It is up to a buyer to ensure that the digital token they want to purchase is owned by the seller. To guarantee this, buyers can go through the metadata of the smart contract as it includes the terms and conditions for ownership of the particular token. Otherwise, if one was to buy a replica, they will only have the right to use it but not its intellectual property rights.
With no clear way of evaluating NFTs, there is a constant uncertainty in determining its actual price. Until factors are determined to drive the value, the prices will continue to fluctuate according to how people weigh their uniqueness, scarcity and creativity.
Last but not least, the fact that NFTs are not widely regulated as of date, anything currently goes, a seller can put up any price and thus anyone can take advantage. As an example, in early 2021, at NFT marketplace OpenSea, an executive was flipping tokens he had purchased after featuring them on the site’s homepage in order to make profit. If that was to happen in terms of shares, or stock, it would be “insider trading”, which is illegal. However, it terms of NFTs, because there is no regulation in place at the moment, insider trading is allowed.
Examples of no-fungible tokens
Twitter CEO Jack Dorsey, selling his first-ever tweet on Twitter as an NFT, that got bids as high as Sh282.3 million ($2.5 Million),
Beeple’s “Everydays: The First 5000 Days was the first purely NFT digital artwork that was auctioned at a major auction house for Sh7.8 bn ($69 million)
Nyan Cat GIF – this was a popular GIF that was conceptualized in the 2010s, it was recently turned into an NFT and auctioned off for 300 ETH which is more than Sh145 million.

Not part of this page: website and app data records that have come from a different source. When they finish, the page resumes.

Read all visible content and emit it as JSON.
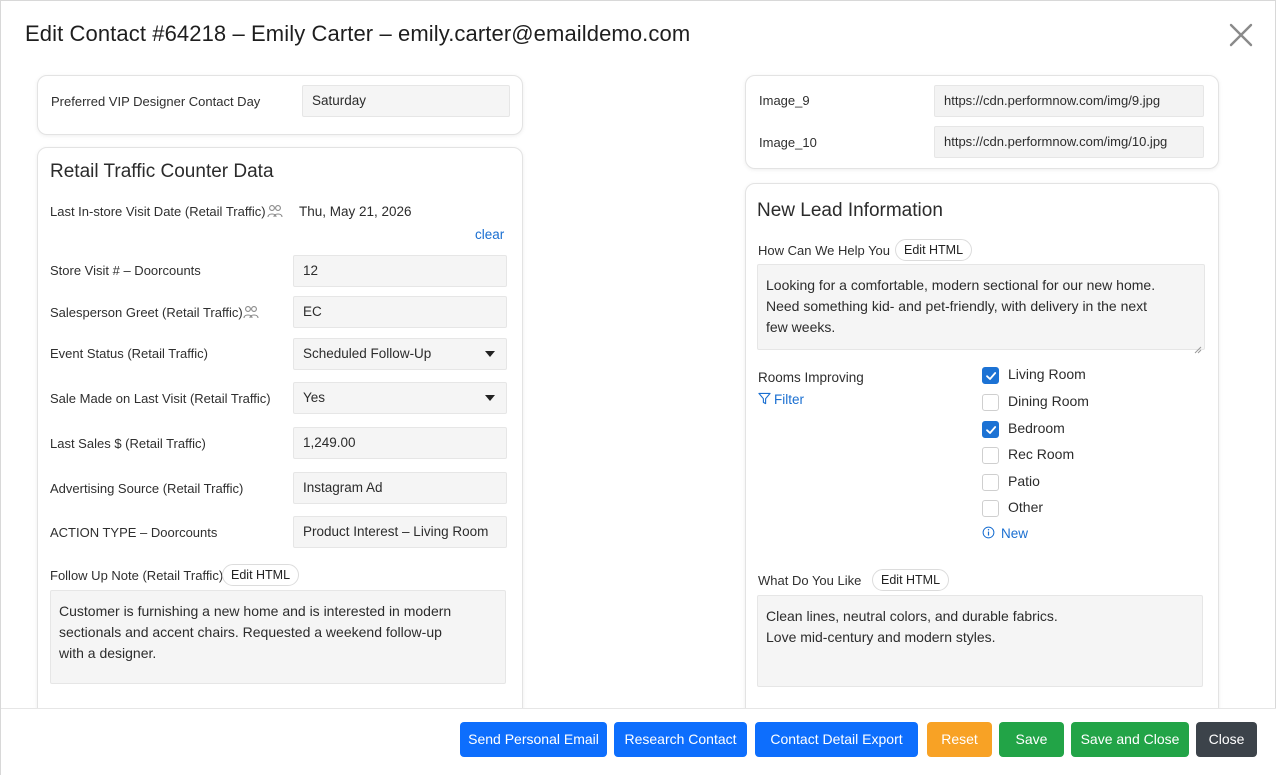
{
  "modal": {
    "title": "Edit Contact #64218 – Emily Carter – emily.carter@emaildemo.com"
  },
  "vip_card": {
    "label": "Preferred VIP Designer Contact Day",
    "value": "Saturday"
  },
  "retail_traffic": {
    "title": "Retail Traffic Counter Data",
    "last_visit_label": "Last In-store Visit Date (Retail Traffic)",
    "last_visit_value": "Thu, May 21, 2026",
    "clear_label": "clear",
    "store_visit_label": "Store Visit # – Doorcounts",
    "store_visit_value": "12",
    "greet_label": "Salesperson Greet (Retail Traffic)",
    "greet_value": "EC",
    "event_status_label": "Event Status (Retail Traffic)",
    "event_status_value": "Scheduled Follow-Up",
    "sale_made_label": "Sale Made on Last Visit (Retail Traffic)",
    "sale_made_value": "Yes",
    "last_sales_label": "Last Sales $ (Retail Traffic)",
    "last_sales_value": "1,249.00",
    "adv_source_label": "Advertising Source (Retail Traffic)",
    "adv_source_value": "Instagram Ad",
    "action_type_label": "ACTION TYPE – Doorcounts",
    "action_type_value": "Product Interest – Living Room",
    "follow_up_label": "Follow Up Note (Retail Traffic)",
    "edit_html_label": "Edit HTML",
    "follow_up_lines": [
      "Customer is furnishing a new home and is interested in modern",
      "sectionals and accent chairs. Requested a weekend follow-up",
      "with a designer."
    ]
  },
  "images_card": {
    "image9_label": "Image_9",
    "image9_value": "https://cdn.performnow.com/img/9.jpg",
    "image10_label": "Image_10",
    "image10_value": "https://cdn.performnow.com/img/10.jpg"
  },
  "new_lead": {
    "title": "New Lead Information",
    "help_label": "How Can We Help You",
    "edit_html_label": "Edit HTML",
    "help_lines": [
      "Looking for a comfortable, modern sectional for our new home.",
      "Need something kid- and pet-friendly, with delivery in the next",
      "few weeks."
    ],
    "rooms_label": "Rooms Improving",
    "filter_label": "Filter",
    "rooms": [
      {
        "label": "Living Room",
        "checked": true
      },
      {
        "label": "Dining Room",
        "checked": false
      },
      {
        "label": "Bedroom",
        "checked": true
      },
      {
        "label": "Rec Room",
        "checked": false
      },
      {
        "label": "Patio",
        "checked": false
      },
      {
        "label": "Other",
        "checked": false
      }
    ],
    "new_label": "New",
    "like_label": "What Do You Like",
    "like_lines": [
      "Clean lines, neutral colors, and durable fabrics.",
      "Love mid-century and modern styles."
    ]
  },
  "footer": {
    "send_email": "Send Personal Email",
    "research": "Research Contact",
    "export": "Contact Detail Export",
    "reset": "Reset",
    "save": "Save",
    "save_close": "Save and Close",
    "close": "Close"
  },
  "colors": {
    "primary_blue": "#0d6efd",
    "reset_orange": "#f8a225",
    "save_green": "#22a447",
    "close_dark": "#3c434a",
    "link_blue": "#1a6fd1",
    "checkbox_blue": "#1c72d4"
  }
}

The potential of NFT is massive, though not all countries have all the provisions/laws to properly support NFT, and it’s still a relatively new concept, so definitely it will take time to reach the last man in the chain. So, if you are looking to invest, it is important to first be aware of what NFTs entail, it is the best way to profit from them.